The proposal’s sponsor, Charles Ellis ’59, who introduced Stern, first laid out the rationale behind his suggestion to substitute 145 feet of the cemetery’s sandstone wall with iron fences. He said he hoped that the changes would create an inviting and open atmosphere to attract visitors to the cemetery. Ellis, a former Yale Corporation fellow who is married to University Secretary and Vice President Linda Lorimer, said he alone was responsible for the proposal and objectors should not blame Yale University.

“I thought it would be great if I could do something useful for the community of New Haven,” he said. “It’s just me. No one from Yale mentioned any ideas to me.”

Stern, whose New York firm compiled photographs of the cemetery and created the architectural drawings, gave an hour-long PowerPoint presentation that translated Ellis’ proposal into images. While critiquing the current state of the cemetery, he reminded the audience that property has gone through many changes throughout the past two centuries.

“I think the change to the wall is a modest proposal,” he said. “It can be reversed if we wanted to.”

Twice when Stern suggested that opening up the wall would make the pedestrian walkway along Prospect Street more inviting, he was interrupted with disapproving interjections from the audience. In response, he added that only 5 percent of the wall would be removed if the standing committee votes for the proposal.

In addition to cutting away three segments of the wall, Stern’s drawings showed three landscaping alterations: adding low shrubbery along the sidewalk, replacing the current cobra street lamps with traditional Yale-style lampposts and planting elm trees along the outer edge of the sidewalk.

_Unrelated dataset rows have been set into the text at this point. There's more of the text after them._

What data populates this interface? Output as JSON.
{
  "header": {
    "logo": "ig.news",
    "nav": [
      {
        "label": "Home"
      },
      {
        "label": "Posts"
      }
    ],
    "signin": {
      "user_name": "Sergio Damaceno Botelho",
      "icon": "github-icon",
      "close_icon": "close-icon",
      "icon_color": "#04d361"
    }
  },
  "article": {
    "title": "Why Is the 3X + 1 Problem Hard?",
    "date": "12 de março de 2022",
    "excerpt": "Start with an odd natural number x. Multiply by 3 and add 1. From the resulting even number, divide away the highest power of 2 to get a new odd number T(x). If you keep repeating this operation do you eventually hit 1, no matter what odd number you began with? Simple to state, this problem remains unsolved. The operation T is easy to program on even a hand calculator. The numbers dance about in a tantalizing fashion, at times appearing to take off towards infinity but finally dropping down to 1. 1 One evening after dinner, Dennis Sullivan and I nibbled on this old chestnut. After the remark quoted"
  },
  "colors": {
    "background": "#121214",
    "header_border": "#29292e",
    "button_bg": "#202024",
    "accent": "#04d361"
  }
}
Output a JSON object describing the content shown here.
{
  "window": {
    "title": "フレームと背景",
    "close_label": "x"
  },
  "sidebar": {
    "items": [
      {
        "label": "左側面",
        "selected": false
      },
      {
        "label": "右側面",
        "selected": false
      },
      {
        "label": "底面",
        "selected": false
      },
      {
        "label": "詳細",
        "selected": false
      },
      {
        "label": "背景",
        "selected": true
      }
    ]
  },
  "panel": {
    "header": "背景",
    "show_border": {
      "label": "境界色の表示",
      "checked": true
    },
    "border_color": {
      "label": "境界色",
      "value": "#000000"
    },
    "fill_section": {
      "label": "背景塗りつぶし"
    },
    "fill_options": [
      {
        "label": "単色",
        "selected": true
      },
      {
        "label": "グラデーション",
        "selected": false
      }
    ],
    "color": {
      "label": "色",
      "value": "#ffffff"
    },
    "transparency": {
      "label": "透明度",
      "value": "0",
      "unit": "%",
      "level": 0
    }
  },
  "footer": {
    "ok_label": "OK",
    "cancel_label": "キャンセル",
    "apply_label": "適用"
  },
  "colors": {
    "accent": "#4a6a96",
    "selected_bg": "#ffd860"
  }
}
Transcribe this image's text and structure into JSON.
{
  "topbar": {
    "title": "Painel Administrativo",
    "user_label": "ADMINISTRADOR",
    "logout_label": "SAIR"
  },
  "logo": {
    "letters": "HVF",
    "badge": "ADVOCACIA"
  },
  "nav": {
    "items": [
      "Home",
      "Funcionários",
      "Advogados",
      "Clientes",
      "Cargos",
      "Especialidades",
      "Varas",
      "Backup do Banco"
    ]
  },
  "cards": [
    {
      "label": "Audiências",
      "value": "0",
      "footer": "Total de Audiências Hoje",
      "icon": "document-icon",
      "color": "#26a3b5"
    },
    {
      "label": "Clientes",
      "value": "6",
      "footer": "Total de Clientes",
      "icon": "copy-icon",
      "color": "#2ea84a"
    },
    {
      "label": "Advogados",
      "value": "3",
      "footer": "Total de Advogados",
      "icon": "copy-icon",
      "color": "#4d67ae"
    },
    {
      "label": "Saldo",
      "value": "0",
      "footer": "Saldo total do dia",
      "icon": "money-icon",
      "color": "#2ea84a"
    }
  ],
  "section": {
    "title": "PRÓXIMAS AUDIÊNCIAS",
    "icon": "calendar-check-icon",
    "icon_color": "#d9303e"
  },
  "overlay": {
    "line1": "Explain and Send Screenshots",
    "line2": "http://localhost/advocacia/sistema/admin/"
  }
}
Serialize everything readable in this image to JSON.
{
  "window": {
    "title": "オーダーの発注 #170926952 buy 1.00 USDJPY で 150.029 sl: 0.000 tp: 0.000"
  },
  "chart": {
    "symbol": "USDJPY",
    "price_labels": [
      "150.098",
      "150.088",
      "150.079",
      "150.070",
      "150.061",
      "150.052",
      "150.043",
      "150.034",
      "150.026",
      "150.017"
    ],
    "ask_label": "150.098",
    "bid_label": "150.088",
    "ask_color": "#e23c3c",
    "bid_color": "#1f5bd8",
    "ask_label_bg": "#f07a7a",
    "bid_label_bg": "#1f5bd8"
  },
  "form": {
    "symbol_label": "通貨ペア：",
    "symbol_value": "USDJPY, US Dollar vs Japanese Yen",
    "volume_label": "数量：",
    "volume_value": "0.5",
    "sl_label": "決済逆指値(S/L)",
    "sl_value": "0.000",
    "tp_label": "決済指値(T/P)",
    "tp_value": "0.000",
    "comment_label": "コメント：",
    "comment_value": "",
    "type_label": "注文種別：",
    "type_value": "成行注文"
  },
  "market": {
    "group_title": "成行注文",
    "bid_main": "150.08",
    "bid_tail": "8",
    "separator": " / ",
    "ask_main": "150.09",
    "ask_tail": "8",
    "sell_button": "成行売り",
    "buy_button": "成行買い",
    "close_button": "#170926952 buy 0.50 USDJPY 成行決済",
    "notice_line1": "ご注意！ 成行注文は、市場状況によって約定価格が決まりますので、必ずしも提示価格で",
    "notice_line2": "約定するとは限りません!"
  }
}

“In my opinion, it’s not breaking the sacred trust between 1840 and now,” he said.

He was greeted by light applause at the end of his presentation.

Although critics in the audience voiced strong opposition to the removal of the wall, several expressed approval of the new landscaping plans Sterns introduced.

During the question-and-answer section of the meeting, citizens came forward with emotional testimonies.

Lori Ann Brass, a freelance writer from Woodbridge, Conn., who buried her husband Lawrence Brass in the cemetery this spring, said the proposed changes will harm the peaceful environment of the cemetery. She recounted an anecdote of how she and her husband, who was then sick with lung cancer, drove by the cemetery three months before his death in March 2009.

“He was so delighted that I chose this space for him,” she said. “It felt safe to him. The idea that passerby can peek in feels like a sort of violation.”

Other attendees continued to implicate that the University was ultimately behind the expansion.

Connecticut State Representative Patricia Dillon, a Democrat from New Haven, who lingered in the back of the audience, did not hold back her passionate opinion.

“It’s not a Yale property. It’s a community property,” she shouted. “I don’t think it’s good for relations.”

During the middle of the question-and-answer session, Farwell took an opportunity to present the petition to Welch, the committee’s president. Stern stepped aside as she approached the microphone to speak on behalf of all the signatories and historical preservation trusts involved in the petition. Her short speech ended with warm applause from much of the audience.

Stern had trouble recovering the podium as the meeting slowly moved from question-and-answer to a free forum. Nancy Ahern of the New Haven Preservation Trust read letters from the community and the entirety of John Scrudato’s ’11 Sept. 28 guest column in the News titled “Preserve Grove Street Cemetery” in an effort to sway the proprietors.

John Herzan, the preservation services officer for the New Haven Preservation Trust, said he was pleased that all sides of the argument were heard in the meeting. While he disagreed with Stern, he thought the architect genuinely believed the alternation would be a good idea.

“His landscape and lighting ideas are wonderful,” he said. “But I have a difficult time understanding the opening up of the wall.”

The standing committee of the proprietors held a second private meeting following the event.